We also need to strengthen the mechanisms to review the progress made, so we can correct course when necessary. A review and follow-up mechanism is yet to be fully discussed and defined. However, an important part of this is to align the existing regional and global review mechanisms to also monitor the SDGs. At UNECE we conduct a number of review mechanisms such as Innovation Performance Reviews and Environmental Performance Reviews. They help to create action. Following the recommendations of the second Environmental Performance Review of Croatia, the authorities introduced a comprehensive package for cleaner transport. It works. We can use these existing instruments as part of a regional and global review and follow-up mechanism to track progress towards the SDGs.
Translating global commitments into concrete actions puts a strong premium on stronger international cooperation. This is needed to translate global goals into new and common norms, standards and conventions that can assist countries, citizens and companies to take action. We need to step up our cooperation to create cleaner air, safer cars and water cooperation, just to mention a few of the conventions we host at UNECE. And we must strengthen our ability to implement these conventions, norms and standards.
This also puts new pressure on the UN. While I hope the SDGs will help us to significantly change the world, I know they will help us to change the UN. We must reform, dismantle the silos and strengthen the synergies across the multiple UN organisations and entities. We must work together to establish “centres of excellence” in support of each and every SDG. It puts heavy responsibilities on all of us working at the UN. However, Member States must also do their part with funding modalities to support cooperation and less focus on individual mandates for different parts of the UN. With the 2030 Sustainable Development Agenda we have one global agenda—a global mandate—and Member States must allow us to use it to shape a stronger and more effective UN.
However, when all this is said, the most decisive precondition for success is to ensure that world leaders did not only go to New York to adopt the goals but that they returned home with the political will to develop concrete national plans on how to implement them. 15 years is not a long time, and the goals are extremely ambitious. We will only succeed if all countries develop specific and measurable national sustainability goals; and prioritize and implement concrete plans for sustainable development. Goals are good; plans are needed, as well as new ways of working.
It was a long journey to agree on the 2030 Sustainable Development Agenda. But the journey towards ensuring that we do indeed build new partnerships, bring peace and prosperity to all people and protect the planet is much longer.
Let us take it together.

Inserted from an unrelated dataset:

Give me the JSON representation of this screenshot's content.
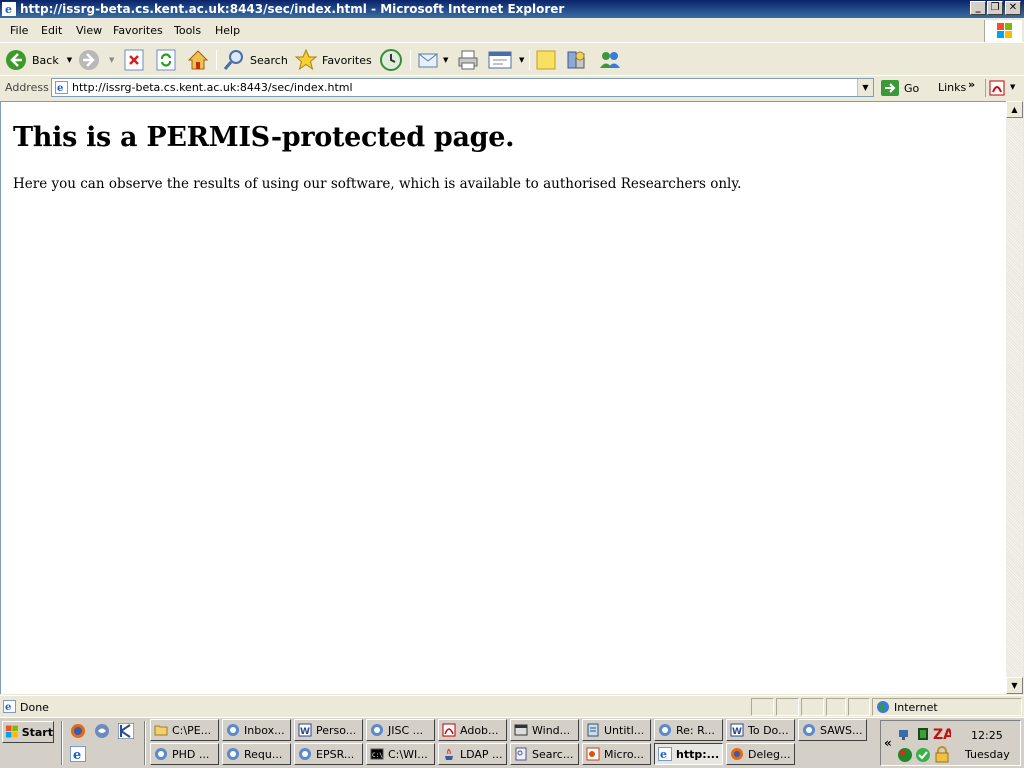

If you wonder why the animal accompanying my blog is a cow, it is because cows are fascinating animals; the cows of our host country, Switzerland, are famous for their quality; and because I am still a farmer, and miss the cows I had in Denmark. Now I got one back.